◆ **Work instructions**: Pick out each line below containing "label".

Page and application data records
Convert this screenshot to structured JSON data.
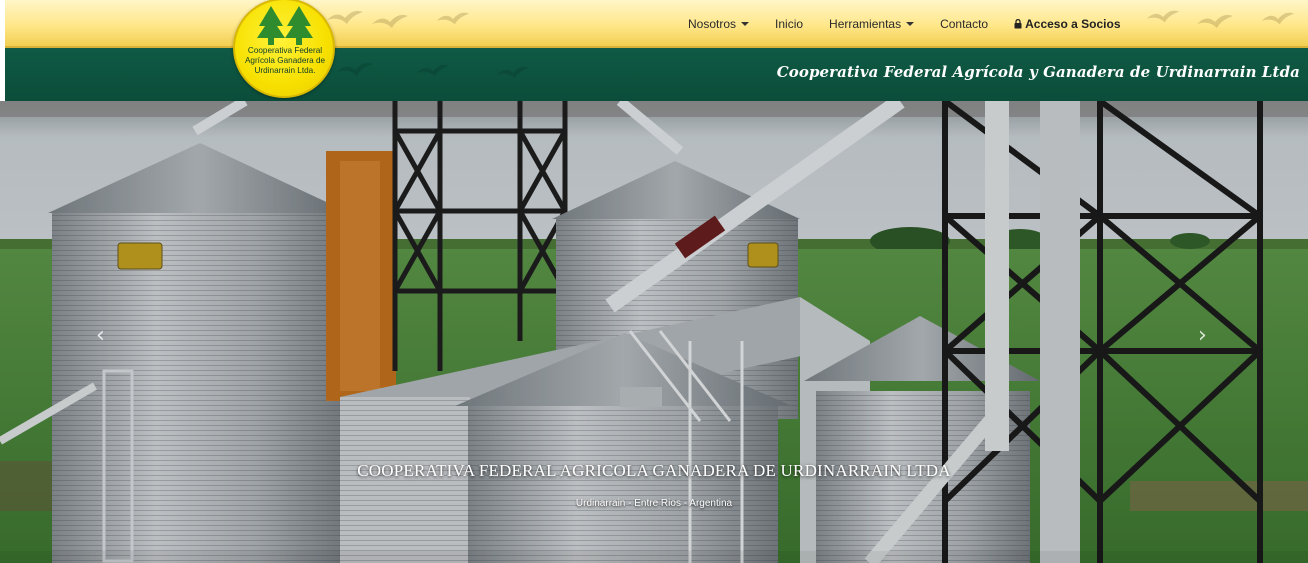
{
  "logo": {
    "line1": "Cooperativa Federal",
    "line2": "Agrícola Ganadera de",
    "line3": "Urdinarrain Ltda."
  },
  "nav": {
    "items": [
      {
        "label": "Nosotros",
        "dropdown": true
      },
      {
        "label": "Inicio",
        "dropdown": false
      },
      {
        "label": "Herramientas",
        "dropdown": true
      },
      {
        "label": "Contacto",
        "dropdown": false
      },
      {
        "label": "Acceso a Socios",
        "dropdown": false,
        "icon": "lock-icon"
      }
    ]
  },
  "header": {
    "tagline": "Cooperativa Federal Agrícola y Ganadera de Urdinarrain Ltda"
  },
  "hero": {
    "title": "COOPERATIVA FEDERAL AGRICOLA GANADERA DE URDINARRAIN LTDA",
    "subtitle": "Urdinarrain - Entre Rios - Argentina",
    "prev_icon": "chevron-left-icon",
    "next_icon": "chevron-right-icon"
  },
  "colors": {
    "topbar": "#ffe78a",
    "greenbar": "#0b4d3a",
    "logo": "#f7e000",
    "tree": "#2e8b2e"
  }
}
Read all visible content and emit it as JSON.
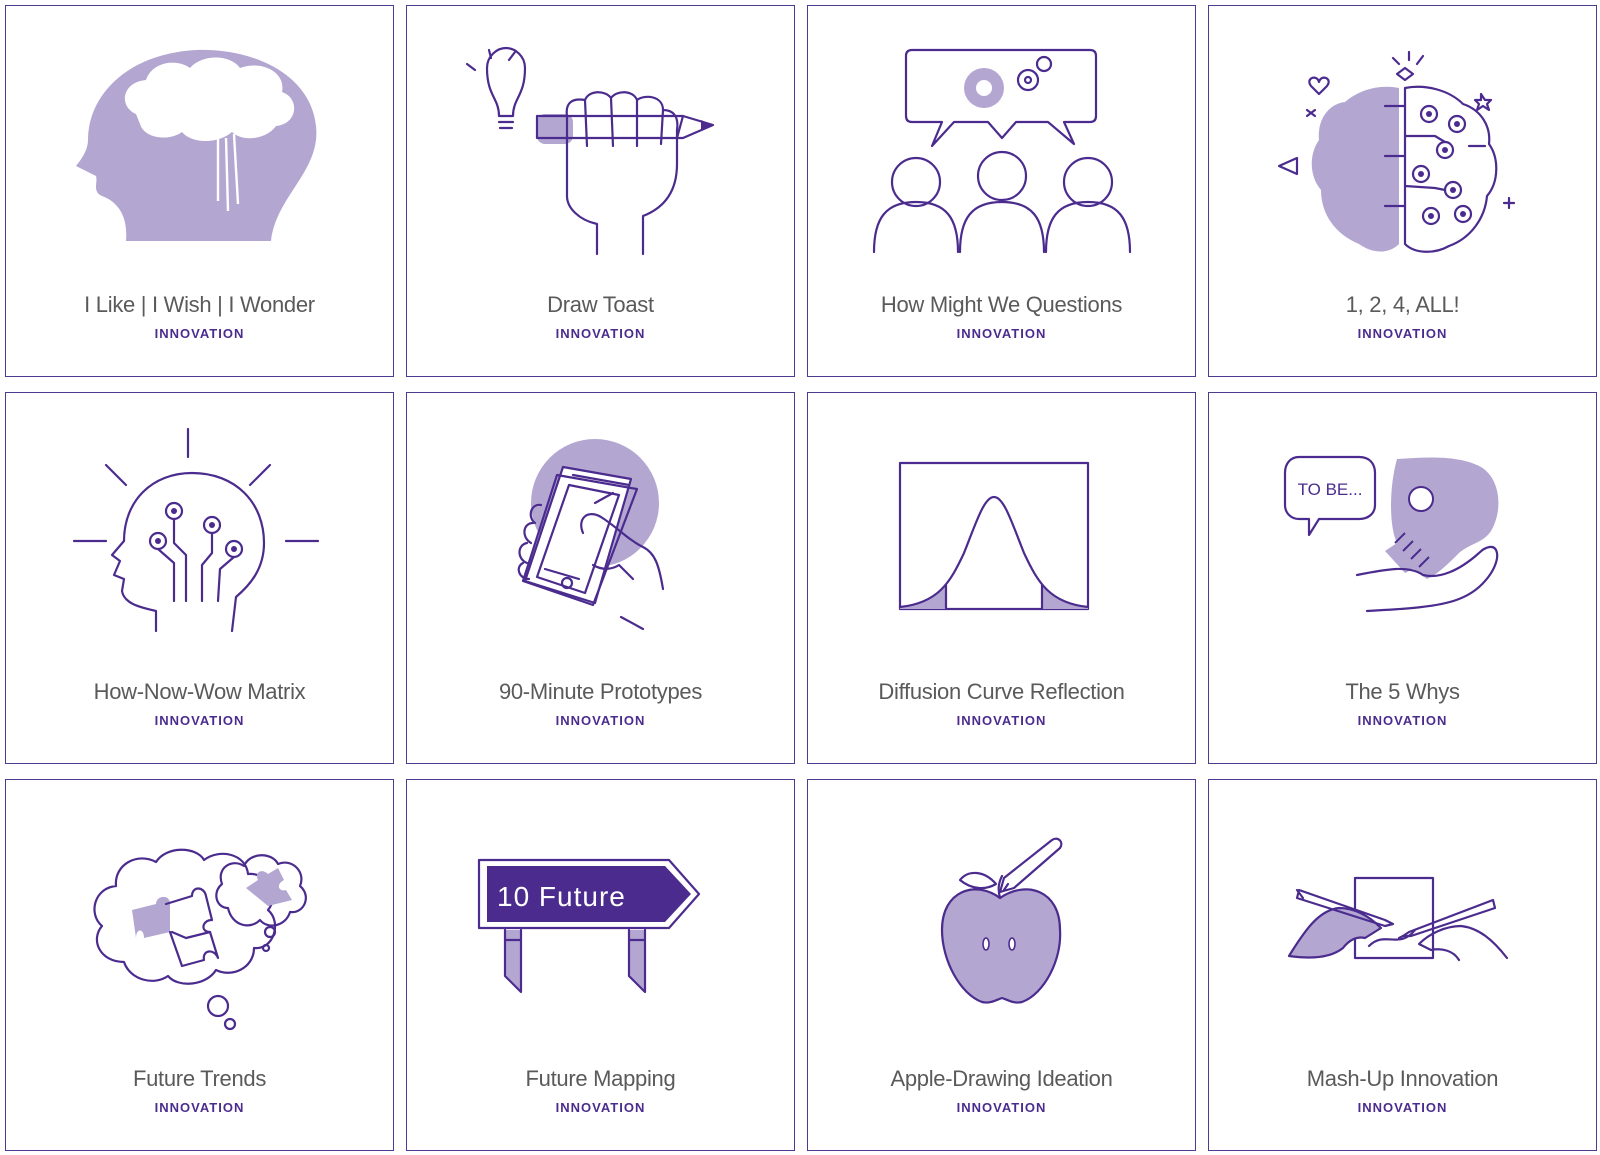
{
  "colors": {
    "accent": "#4b2c8e",
    "illustration_fill": "#b3a7d2",
    "border": "#4e3a8f",
    "title": "#5a5a5a"
  },
  "cards": [
    {
      "title": "I Like | I Wish | I Wonder",
      "category": "INNOVATION",
      "icon": "head-cloud-icon"
    },
    {
      "title": "Draw Toast",
      "category": "INNOVATION",
      "icon": "fist-pencil-lightbulb-icon"
    },
    {
      "title": "How Might We Questions",
      "category": "INNOVATION",
      "icon": "group-gears-speech-icon"
    },
    {
      "title": "1, 2, 4, ALL!",
      "category": "INNOVATION",
      "icon": "brain-circuit-icon"
    },
    {
      "title": "How-Now-Wow Matrix",
      "category": "INNOVATION",
      "icon": "head-circuit-icon"
    },
    {
      "title": "90-Minute Prototypes",
      "category": "INNOVATION",
      "icon": "hand-phone-icon"
    },
    {
      "title": "Diffusion Curve Reflection",
      "category": "INNOVATION",
      "icon": "bell-curve-icon"
    },
    {
      "title": "The 5 Whys",
      "category": "INNOVATION",
      "icon": "skull-hand-icon",
      "speech": "TO BE..."
    },
    {
      "title": "Future Trends",
      "category": "INNOVATION",
      "icon": "thought-puzzle-icon"
    },
    {
      "title": "Future Mapping",
      "category": "INNOVATION",
      "icon": "signpost-icon",
      "sign_text": "10 Future"
    },
    {
      "title": "Apple-Drawing Ideation",
      "category": "INNOVATION",
      "icon": "apple-pencil-icon"
    },
    {
      "title": "Mash-Up Innovation",
      "category": "INNOVATION",
      "icon": "hands-drawing-icon"
    }
  ]
}
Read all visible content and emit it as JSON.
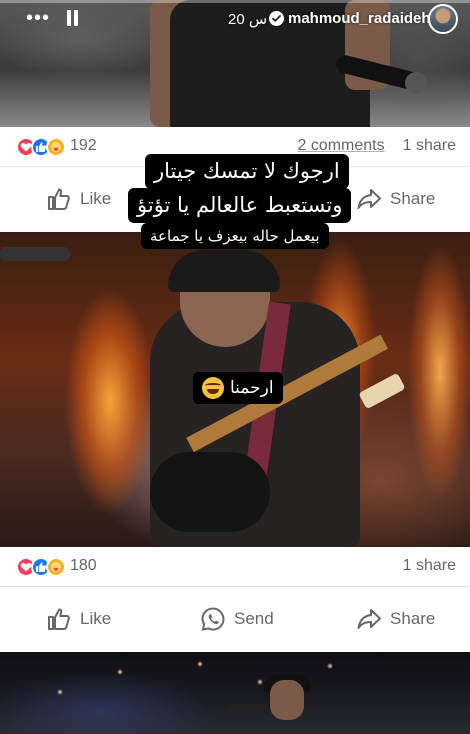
{
  "story": {
    "username": "mahmoud_radaideh",
    "time": "20 س",
    "menu_icon": "more-dots-icon",
    "pause_icon": "pause-icon",
    "verified_icon": "verified-badge-icon",
    "captions": {
      "line1": "ارجوك لا تمسك جيتار",
      "line2": "وتستعبط عالعالم يا تؤتؤ",
      "line3": "بيعمل حاله بيعزف يا جماعة",
      "reaction": "ارحمنا",
      "reaction_emoji": "laughing-tears-emoji"
    }
  },
  "post1": {
    "reaction_icons": [
      "love-reaction-icon",
      "like-reaction-icon",
      "care-reaction-icon"
    ],
    "reaction_count": "192",
    "comments": "2 comments",
    "shares": "1 share",
    "actions": {
      "like": "Like",
      "share": "Share"
    }
  },
  "post2": {
    "reaction_icons": [
      "love-reaction-icon",
      "like-reaction-icon",
      "care-reaction-icon"
    ],
    "reaction_count": "180",
    "shares": "1 share",
    "actions": {
      "like": "Like",
      "send": "Send",
      "share": "Share"
    }
  },
  "colors": {
    "love": "#f33e58",
    "like": "#1877f2",
    "care": "#f7b125",
    "meta_text": "#65676b",
    "caption_bg": "#000000"
  }
}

◆ **Your solution**:
        "label": "Nosotros",
        "label": "Inicio",
        "label": "Herramientas",
        "label": "Contacto",
        "label": "Acceso a Socios",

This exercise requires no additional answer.